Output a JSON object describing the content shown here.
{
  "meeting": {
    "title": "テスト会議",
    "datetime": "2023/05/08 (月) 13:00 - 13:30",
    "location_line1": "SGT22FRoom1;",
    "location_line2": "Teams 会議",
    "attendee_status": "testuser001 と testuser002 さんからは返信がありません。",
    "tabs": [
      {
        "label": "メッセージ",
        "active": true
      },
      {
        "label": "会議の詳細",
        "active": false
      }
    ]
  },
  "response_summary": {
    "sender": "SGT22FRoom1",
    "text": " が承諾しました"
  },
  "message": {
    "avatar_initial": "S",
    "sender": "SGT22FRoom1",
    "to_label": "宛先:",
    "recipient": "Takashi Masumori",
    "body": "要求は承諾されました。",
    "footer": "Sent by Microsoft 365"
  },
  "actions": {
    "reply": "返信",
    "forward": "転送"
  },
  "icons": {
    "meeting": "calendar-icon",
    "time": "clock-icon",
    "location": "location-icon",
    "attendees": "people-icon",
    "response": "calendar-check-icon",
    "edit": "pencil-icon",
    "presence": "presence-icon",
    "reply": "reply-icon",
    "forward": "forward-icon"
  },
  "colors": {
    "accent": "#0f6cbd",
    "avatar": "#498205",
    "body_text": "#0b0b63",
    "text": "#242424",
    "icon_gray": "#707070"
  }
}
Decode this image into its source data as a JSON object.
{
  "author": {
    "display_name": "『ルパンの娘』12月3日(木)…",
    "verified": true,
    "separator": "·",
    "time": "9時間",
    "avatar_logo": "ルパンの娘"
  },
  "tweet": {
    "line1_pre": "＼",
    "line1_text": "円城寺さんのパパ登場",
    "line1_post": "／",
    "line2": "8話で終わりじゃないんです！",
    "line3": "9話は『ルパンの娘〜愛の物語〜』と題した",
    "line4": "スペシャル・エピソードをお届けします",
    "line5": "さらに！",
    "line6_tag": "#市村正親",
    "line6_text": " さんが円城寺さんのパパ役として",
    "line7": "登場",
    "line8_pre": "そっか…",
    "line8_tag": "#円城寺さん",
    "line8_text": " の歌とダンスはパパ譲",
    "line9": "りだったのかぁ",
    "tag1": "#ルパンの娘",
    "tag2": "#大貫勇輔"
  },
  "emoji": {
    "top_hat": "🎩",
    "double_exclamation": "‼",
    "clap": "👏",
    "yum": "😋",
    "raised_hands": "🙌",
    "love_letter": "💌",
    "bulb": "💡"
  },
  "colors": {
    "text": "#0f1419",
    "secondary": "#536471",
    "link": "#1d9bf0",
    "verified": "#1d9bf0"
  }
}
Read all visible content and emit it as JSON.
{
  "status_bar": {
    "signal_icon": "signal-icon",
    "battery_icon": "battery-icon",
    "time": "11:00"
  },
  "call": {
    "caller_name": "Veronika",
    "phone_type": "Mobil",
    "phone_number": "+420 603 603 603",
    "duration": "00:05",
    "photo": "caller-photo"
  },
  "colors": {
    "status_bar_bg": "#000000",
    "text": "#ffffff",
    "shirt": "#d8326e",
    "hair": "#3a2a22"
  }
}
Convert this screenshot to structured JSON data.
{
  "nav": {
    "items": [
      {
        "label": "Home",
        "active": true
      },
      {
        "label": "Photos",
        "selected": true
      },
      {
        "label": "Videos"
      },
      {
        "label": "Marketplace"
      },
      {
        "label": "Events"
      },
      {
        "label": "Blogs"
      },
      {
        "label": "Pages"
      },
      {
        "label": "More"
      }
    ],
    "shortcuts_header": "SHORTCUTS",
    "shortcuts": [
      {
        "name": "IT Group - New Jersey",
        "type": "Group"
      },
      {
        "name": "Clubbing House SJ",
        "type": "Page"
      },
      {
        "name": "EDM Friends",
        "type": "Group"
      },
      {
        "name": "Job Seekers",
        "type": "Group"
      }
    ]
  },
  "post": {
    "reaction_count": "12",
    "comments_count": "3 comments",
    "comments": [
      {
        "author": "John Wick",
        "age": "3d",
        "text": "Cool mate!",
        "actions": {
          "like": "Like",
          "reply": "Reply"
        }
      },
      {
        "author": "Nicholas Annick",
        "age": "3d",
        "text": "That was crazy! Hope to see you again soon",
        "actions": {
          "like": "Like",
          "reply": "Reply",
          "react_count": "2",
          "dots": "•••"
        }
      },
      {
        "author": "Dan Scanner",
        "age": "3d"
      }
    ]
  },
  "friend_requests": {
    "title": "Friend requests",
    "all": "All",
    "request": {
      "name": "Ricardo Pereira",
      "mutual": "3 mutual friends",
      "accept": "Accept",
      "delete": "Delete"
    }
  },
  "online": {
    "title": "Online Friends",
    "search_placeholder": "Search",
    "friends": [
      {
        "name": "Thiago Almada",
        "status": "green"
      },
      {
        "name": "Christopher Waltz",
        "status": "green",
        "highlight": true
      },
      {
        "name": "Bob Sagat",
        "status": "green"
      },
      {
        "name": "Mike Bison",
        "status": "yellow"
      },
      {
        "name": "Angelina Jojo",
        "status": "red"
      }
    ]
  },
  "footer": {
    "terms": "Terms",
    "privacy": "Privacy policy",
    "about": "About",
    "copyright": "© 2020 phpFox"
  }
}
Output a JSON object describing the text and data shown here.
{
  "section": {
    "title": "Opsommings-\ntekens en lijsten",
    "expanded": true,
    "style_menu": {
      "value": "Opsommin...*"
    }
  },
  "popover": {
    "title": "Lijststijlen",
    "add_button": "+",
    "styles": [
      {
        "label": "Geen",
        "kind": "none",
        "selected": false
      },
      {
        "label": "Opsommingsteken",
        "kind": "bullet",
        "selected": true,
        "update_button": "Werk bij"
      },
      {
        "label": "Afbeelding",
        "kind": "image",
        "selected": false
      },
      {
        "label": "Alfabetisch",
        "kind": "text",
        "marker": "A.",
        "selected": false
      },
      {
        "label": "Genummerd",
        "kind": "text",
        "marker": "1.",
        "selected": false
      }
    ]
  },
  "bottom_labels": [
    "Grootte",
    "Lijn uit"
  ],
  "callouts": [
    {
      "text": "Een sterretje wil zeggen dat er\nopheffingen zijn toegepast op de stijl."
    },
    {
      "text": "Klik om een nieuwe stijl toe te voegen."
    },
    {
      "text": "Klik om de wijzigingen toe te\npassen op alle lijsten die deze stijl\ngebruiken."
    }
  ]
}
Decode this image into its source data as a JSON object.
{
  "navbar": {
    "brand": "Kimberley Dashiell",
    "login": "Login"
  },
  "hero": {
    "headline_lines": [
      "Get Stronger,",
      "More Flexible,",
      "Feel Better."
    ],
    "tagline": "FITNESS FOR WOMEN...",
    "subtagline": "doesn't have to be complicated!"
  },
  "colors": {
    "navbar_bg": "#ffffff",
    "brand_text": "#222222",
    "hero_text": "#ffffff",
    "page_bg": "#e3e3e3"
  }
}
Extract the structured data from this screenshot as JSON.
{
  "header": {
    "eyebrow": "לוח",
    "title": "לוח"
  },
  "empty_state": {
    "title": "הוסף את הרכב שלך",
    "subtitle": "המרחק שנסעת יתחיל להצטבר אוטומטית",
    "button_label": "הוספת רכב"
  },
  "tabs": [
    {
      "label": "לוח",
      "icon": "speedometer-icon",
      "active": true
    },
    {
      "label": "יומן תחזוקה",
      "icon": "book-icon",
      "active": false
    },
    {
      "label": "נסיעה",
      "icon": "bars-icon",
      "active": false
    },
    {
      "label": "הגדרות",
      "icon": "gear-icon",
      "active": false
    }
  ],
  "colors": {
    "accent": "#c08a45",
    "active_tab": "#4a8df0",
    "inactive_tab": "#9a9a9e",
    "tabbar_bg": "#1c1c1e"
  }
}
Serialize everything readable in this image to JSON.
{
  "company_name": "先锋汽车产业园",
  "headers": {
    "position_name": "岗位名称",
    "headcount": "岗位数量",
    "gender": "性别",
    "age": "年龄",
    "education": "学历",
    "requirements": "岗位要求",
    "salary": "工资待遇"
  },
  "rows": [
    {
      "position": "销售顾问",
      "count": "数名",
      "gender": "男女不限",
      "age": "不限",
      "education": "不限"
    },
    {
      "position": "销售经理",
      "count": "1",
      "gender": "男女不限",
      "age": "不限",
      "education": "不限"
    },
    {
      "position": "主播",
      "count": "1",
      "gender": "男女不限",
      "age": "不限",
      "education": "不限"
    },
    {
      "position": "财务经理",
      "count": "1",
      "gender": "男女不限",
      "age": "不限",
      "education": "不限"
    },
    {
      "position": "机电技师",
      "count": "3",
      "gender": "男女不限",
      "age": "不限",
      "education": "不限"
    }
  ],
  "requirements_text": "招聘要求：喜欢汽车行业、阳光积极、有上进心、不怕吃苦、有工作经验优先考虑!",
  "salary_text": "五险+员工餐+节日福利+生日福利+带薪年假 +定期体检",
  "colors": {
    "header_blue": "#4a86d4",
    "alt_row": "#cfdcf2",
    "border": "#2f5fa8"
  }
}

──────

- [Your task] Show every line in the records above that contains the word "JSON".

- [Exercise answer]
Output a JSON object describing the content shown here.
Decode this image into its source data as a JSON object.
Read all visible content and emit it as JSON.
Convert this screenshot to structured JSON data.
Output a JSON object describing the text and data shown here.
Decode this image into its source data as a JSON object.
Extract the structured data from this screenshot as JSON.
Serialize everything readable in this image to JSON.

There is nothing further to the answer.